(HOW TO COMPLETE THIS TASK) Every entry must appear in the answer exactly as it does here.

DATA TO USE: Begin

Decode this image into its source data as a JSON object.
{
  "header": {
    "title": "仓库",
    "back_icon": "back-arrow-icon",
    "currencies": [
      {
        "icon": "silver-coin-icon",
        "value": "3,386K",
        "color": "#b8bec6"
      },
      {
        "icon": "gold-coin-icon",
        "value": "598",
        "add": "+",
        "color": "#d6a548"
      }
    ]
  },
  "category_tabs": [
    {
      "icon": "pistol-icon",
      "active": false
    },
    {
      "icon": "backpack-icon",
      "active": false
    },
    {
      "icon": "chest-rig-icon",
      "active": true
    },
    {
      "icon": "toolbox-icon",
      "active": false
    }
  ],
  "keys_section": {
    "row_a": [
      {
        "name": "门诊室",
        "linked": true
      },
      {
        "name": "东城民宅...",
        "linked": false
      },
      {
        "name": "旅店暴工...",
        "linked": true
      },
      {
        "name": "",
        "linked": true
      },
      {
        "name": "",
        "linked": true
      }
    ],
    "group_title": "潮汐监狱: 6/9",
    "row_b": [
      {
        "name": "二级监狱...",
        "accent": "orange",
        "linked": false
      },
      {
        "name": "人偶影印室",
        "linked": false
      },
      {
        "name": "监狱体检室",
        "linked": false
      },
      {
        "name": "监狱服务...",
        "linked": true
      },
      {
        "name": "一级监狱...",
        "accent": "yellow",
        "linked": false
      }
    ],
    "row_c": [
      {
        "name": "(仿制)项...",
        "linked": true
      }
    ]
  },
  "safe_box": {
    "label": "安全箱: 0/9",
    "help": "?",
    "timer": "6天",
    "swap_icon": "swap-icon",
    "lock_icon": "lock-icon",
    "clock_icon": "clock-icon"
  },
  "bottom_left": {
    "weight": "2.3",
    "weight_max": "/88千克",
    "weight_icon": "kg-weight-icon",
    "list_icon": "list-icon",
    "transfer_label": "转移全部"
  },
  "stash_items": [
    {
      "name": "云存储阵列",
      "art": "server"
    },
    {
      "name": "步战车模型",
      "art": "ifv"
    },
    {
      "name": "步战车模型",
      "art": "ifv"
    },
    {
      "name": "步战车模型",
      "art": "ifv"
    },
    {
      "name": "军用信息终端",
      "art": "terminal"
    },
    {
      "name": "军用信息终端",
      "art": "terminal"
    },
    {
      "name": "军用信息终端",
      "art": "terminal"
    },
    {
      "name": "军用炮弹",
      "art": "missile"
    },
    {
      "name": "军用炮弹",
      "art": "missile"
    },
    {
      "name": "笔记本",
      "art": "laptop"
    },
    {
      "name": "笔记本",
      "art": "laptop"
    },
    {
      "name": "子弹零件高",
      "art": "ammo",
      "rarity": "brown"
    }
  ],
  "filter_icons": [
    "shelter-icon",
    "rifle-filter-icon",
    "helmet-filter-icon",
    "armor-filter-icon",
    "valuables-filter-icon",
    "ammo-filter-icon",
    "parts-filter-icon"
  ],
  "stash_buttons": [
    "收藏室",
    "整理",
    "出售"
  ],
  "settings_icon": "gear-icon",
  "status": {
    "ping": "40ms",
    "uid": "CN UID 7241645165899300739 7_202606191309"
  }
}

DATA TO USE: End

(RESULT OF THE EXERCISE)
Decode this image into its source data as a JSON object.
{
  "header": {
    "title": "仓库",
    "back_icon": "back-arrow-icon",
    "currencies": [
      {
        "icon": "silver-coin-icon",
        "value": "3,386K",
        "color": "#b8bec6"
      },
      {
        "icon": "gold-coin-icon",
        "value": "598",
        "add": "+",
        "color": "#d6a548"
      }
    ]
  },
  "category_tabs": [
    {
      "icon": "pistol-icon",
      "active": false
    },
    {
      "icon": "backpack-icon",
      "active": false
    },
    {
      "icon": "chest-rig-icon",
      "active": true
    },
    {
      "icon": "toolbox-icon",
      "active": false
    }
  ],
  "keys_section": {
    "row_a": [
      {
        "name": "门诊室",
        "linked": true
      },
      {
        "name": "东城民宅...",
        "linked": false
      },
      {
        "name": "旅店暴工...",
        "linked": true
      },
      {
        "name": "",
        "linked": true
      },
      {
        "name": "",
        "linked": true
      }
    ],
    "group_title": "潮汐监狱: 6/9",
    "row_b": [
      {
        "name": "二级监狱...",
        "accent": "orange",
        "linked": false
      },
      {
        "name": "人偶影印室",
        "linked": false
      },
      {
        "name": "监狱体检室",
        "linked": false
      },
      {
        "name": "监狱服务...",
        "linked": true
      },
      {
        "name": "一级监狱...",
        "accent": "yellow",
        "linked": false
      }
    ],
    "row_c": [
      {
        "name": "(仿制)项...",
        "linked": true
      }
    ]
  },
  "safe_box": {
    "label": "安全箱: 0/9",
    "help": "?",
    "timer": "6天",
    "swap_icon": "swap-icon",
    "lock_icon": "lock-icon",
    "clock_icon": "clock-icon"
  },
  "bottom_left": {
    "weight": "2.3",
    "weight_max": "/88千克",
    "weight_icon": "kg-weight-icon",
    "list_icon": "list-icon",
    "transfer_label": "转移全部"
  },
  "stash_items": [
    {
      "name": "云存储阵列",
      "art": "server"
    },
    {
      "name": "步战车模型",
      "art": "ifv"
    },
    {
      "name": "步战车模型",
      "art": "ifv"
    },
    {
      "name": "步战车模型",
      "art": "ifv"
    },
    {
      "name": "军用信息终端",
      "art": "terminal"
    },
    {
      "name": "军用信息终端",
      "art": "terminal"
    },
    {
      "name": "军用信息终端",
      "art": "terminal"
    },
    {
      "name": "军用炮弹",
      "art": "missile"
    },
    {
      "name": "军用炮弹",
      "art": "missile"
    },
    {
      "name": "笔记本",
      "art": "laptop"
    },
    {
      "name": "笔记本",
      "art": "laptop"
    },
    {
      "name": "子弹零件高",
      "art": "ammo",
      "rarity": "brown"
    }
  ],
  "filter_icons": [
    "shelter-icon",
    "rifle-filter-icon",
    "helmet-filter-icon",
    "armor-filter-icon",
    "valuables-filter-icon",
    "ammo-filter-icon",
    "parts-filter-icon"
  ],
  "stash_buttons": [
    "收藏室",
    "整理",
    "出售"
  ],
  "settings_icon": "gear-icon",
  "status": {
    "ping": "40ms",
    "uid": "CN UID 7241645165899300739 7_202606191309"
  }
}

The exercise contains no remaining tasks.